YOUR TASK - Retype every line of the records exactly.

LISTED RECORDS -
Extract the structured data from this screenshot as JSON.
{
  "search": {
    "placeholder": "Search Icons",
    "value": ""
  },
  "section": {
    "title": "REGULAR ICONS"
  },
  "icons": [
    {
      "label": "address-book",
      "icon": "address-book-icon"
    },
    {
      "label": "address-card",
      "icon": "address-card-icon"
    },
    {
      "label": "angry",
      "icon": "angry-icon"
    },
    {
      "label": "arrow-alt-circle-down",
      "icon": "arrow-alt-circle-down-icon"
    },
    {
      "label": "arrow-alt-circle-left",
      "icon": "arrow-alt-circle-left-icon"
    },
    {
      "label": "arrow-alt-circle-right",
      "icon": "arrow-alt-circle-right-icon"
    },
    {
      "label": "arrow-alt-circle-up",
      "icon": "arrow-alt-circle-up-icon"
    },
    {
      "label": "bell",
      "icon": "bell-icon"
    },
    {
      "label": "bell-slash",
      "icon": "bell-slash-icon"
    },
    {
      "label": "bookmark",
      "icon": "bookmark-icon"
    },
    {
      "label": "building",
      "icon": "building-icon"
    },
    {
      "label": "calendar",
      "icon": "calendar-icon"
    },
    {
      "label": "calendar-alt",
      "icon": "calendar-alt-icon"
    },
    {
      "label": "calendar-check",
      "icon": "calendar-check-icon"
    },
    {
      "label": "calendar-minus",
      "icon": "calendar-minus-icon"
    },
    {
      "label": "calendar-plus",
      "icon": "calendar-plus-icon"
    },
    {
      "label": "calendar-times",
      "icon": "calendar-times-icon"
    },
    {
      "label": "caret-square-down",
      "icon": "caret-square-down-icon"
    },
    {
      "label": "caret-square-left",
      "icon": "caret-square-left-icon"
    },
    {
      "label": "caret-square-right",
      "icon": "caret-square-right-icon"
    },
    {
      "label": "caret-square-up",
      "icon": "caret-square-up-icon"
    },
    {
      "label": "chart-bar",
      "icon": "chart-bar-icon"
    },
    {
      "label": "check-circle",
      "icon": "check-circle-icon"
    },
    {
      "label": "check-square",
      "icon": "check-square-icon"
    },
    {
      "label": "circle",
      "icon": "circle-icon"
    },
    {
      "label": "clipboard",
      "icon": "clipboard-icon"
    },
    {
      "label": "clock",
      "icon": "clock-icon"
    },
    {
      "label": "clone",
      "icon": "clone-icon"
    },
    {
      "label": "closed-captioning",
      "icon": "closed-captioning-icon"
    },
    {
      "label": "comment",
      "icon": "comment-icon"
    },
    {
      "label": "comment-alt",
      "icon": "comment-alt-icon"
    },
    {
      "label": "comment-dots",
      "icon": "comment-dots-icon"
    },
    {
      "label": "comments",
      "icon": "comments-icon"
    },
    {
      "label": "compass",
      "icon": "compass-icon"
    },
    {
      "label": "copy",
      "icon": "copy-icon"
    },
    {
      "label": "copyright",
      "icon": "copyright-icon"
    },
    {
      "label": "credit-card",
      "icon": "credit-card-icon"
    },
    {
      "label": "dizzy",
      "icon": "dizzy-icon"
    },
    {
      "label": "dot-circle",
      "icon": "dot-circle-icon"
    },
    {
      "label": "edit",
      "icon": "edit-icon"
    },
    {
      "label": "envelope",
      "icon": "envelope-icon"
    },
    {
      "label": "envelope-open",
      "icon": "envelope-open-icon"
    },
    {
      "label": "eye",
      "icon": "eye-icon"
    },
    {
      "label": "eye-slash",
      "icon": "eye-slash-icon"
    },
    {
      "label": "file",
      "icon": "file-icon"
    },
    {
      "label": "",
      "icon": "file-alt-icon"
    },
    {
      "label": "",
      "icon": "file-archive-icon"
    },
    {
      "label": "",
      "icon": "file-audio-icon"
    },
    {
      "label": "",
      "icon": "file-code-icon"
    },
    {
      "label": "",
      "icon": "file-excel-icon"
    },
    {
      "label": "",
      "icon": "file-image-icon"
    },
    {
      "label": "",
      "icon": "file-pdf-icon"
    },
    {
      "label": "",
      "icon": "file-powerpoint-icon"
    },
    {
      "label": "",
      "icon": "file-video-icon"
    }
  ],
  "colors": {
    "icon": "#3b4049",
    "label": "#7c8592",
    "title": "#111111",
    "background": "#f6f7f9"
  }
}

ANSWER TO THE EXERCISE -
Extract the structured data from this screenshot as JSON.
{
  "search": {
    "placeholder": "Search Icons",
    "value": ""
  },
  "section": {
    "title": "REGULAR ICONS"
  },
  "icons": [
    {
      "label": "address-book",
      "icon": "address-book-icon"
    },
    {
      "label": "address-card",
      "icon": "address-card-icon"
    },
    {
      "label": "angry",
      "icon": "angry-icon"
    },
    {
      "label": "arrow-alt-circle-down",
      "icon": "arrow-alt-circle-down-icon"
    },
    {
      "label": "arrow-alt-circle-left",
      "icon": "arrow-alt-circle-left-icon"
    },
    {
      "label": "arrow-alt-circle-right",
      "icon": "arrow-alt-circle-right-icon"
    },
    {
      "label": "arrow-alt-circle-up",
      "icon": "arrow-alt-circle-up-icon"
    },
    {
      "label": "bell",
      "icon": "bell-icon"
    },
    {
      "label": "bell-slash",
      "icon": "bell-slash-icon"
    },
    {
      "label": "bookmark",
      "icon": "bookmark-icon"
    },
    {
      "label": "building",
      "icon": "building-icon"
    },
    {
      "label": "calendar",
      "icon": "calendar-icon"
    },
    {
      "label": "calendar-alt",
      "icon": "calendar-alt-icon"
    },
    {
      "label": "calendar-check",
      "icon": "calendar-check-icon"
    },
    {
      "label": "calendar-minus",
      "icon": "calendar-minus-icon"
    },
    {
      "label": "calendar-plus",
      "icon": "calendar-plus-icon"
    },
    {
      "label": "calendar-times",
      "icon": "calendar-times-icon"
    },
    {
      "label": "caret-square-down",
      "icon": "caret-square-down-icon"
    },
    {
      "label": "caret-square-left",
      "icon": "caret-square-left-icon"
    },
    {
      "label": "caret-square-right",
      "icon": "caret-square-right-icon"
    },
    {
      "label": "caret-square-up",
      "icon": "caret-square-up-icon"
    },
    {
      "label": "chart-bar",
      "icon": "chart-bar-icon"
    },
    {
      "label": "check-circle",
      "icon": "check-circle-icon"
    },
    {
      "label": "check-square",
      "icon": "check-square-icon"
    },
    {
      "label": "circle",
      "icon": "circle-icon"
    },
    {
      "label": "clipboard",
      "icon": "clipboard-icon"
    },
    {
      "label": "clock",
      "icon": "clock-icon"
    },
    {
      "label": "clone",
      "icon": "clone-icon"
    },
    {
      "label": "closed-captioning",
      "icon": "closed-captioning-icon"
    },
    {
      "label": "comment",
      "icon": "comment-icon"
    },
    {
      "label": "comment-alt",
      "icon": "comment-alt-icon"
    },
    {
      "label": "comment-dots",
      "icon": "comment-dots-icon"
    },
    {
      "label": "comments",
      "icon": "comments-icon"
    },
    {
      "label": "compass",
      "icon": "compass-icon"
    },
    {
      "label": "copy",
      "icon": "copy-icon"
    },
    {
      "label": "copyright",
      "icon": "copyright-icon"
    },
    {
      "label": "credit-card",
      "icon": "credit-card-icon"
    },
    {
      "label": "dizzy",
      "icon": "dizzy-icon"
    },
    {
      "label": "dot-circle",
      "icon": "dot-circle-icon"
    },
    {
      "label": "edit",
      "icon": "edit-icon"
    },
    {
      "label": "envelope",
      "icon": "envelope-icon"
    },
    {
      "label": "envelope-open",
      "icon": "envelope-open-icon"
    },
    {
      "label": "eye",
      "icon": "eye-icon"
    },
    {
      "label": "eye-slash",
      "icon": "eye-slash-icon"
    },
    {
      "label": "file",
      "icon": "file-icon"
    },
    {
      "label": "",
      "icon": "file-alt-icon"
    },
    {
      "label": "",
      "icon": "file-archive-icon"
    },
    {
      "label": "",
      "icon": "file-audio-icon"
    },
    {
      "label": "",
      "icon": "file-code-icon"
    },
    {
      "label": "",
      "icon": "file-excel-icon"
    },
    {
      "label": "",
      "icon": "file-image-icon"
    },
    {
      "label": "",
      "icon": "file-pdf-icon"
    },
    {
      "label": "",
      "icon": "file-powerpoint-icon"
    },
    {
      "label": "",
      "icon": "file-video-icon"
    }
  ],
  "colors": {
    "icon": "#3b4049",
    "label": "#7c8592",
    "title": "#111111",
    "background": "#f6f7f9"
  }
}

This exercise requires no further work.